... something not quite right...
...something I can't quite put my finger on--
Oh, yeah! Assless pants! Dude, you're playing to the wrong crowd in those.
That can't be comfortable.
After the performance, the band and assorted skanks discuss how long it will be before Odin gets its big break. Just a few months, they insist. But what if it never happens? The band members talk about how crushed they'd be, and the discussion turns to the thoughts of suicide the lead singer (I believe you've met his ass) has had and what a risk it is to put your entire identity into a band that might not ever make it big.
From here, the film takes a detour into the disturbing, as W.A.S.P. bassist Chris Holmes floats in his pool and discusses fame while his mom looks on. Holmes alternates between being flippant and forthright, talking about how he doesn't really like himself and drinks way too much to escape from feeling.
That's vodka, by the way.
And that's his mom. I can't imagine how painful it would be to watch your kid admit that he's trying to destroy himself. She doesn't say a word during Holmes' interview, but her face says a lot.
Spheeris decides to end the film with Megadeth, which doesn't make much sense to me. I mean, yeah, they're absolutely committed to their music, and seem to have avoided most of the pitfalls of the industry, but they don't exactly put on an exhilarating show.
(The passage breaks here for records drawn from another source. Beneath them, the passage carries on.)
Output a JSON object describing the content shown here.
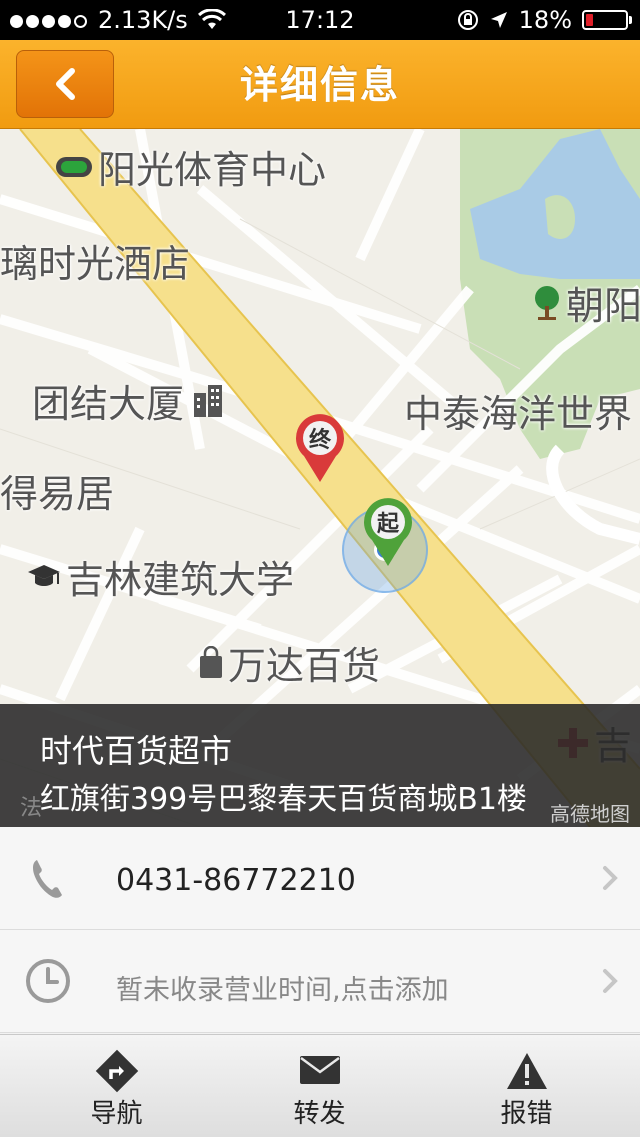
{
  "status_bar": {
    "network_speed": "2.13K/s",
    "time": "17:12",
    "battery": "18%",
    "battery_level": 0.18,
    "signal_bars_filled": 4,
    "signal_bars_total": 5
  },
  "nav": {
    "title": "详细信息",
    "back_icon": "chevron-left-icon"
  },
  "map": {
    "labels": {
      "sun_sports_center": "阳光体育中心",
      "glass_hotel": "璃时光酒店",
      "chaoyang": "朝阳",
      "unity_building": "团结大厦",
      "zhongtai_ocean": "中泰海洋世界",
      "deyi_ju": "得易居",
      "jilin_jianzhu": "吉林建筑大学",
      "wanda_store": "万达百货",
      "partial_ji": "吉"
    },
    "pins": {
      "end": "终",
      "start": "起"
    }
  },
  "place": {
    "name": "时代百货超市",
    "address": "红旗街399号巴黎春天百货商城B1楼",
    "map_brand": "高德地图",
    "partial_label": "法"
  },
  "details": {
    "phone": "0431-86772210",
    "hours_placeholder": "暂未收录营业时间,点击添加"
  },
  "tabs": [
    {
      "label": "导航",
      "icon": "navigation-icon"
    },
    {
      "label": "转发",
      "icon": "envelope-icon"
    },
    {
      "label": "报错",
      "icon": "warning-icon"
    }
  ],
  "colors": {
    "accent": "#f5a623",
    "status_battery": "#e0202a"
  }
}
Besides, Dave Mustaine takes himself way too seriously and comes across as a major sourpuss with a metric tonne of Issues.
It's not a stellar way to end a film, and it feels like a coda, because it follows this bittersweet montage of the aspiring metalers' determined, ultimately fruitless hope.
That's how I would have ended it. Thank you, and have a good weekend, everybody!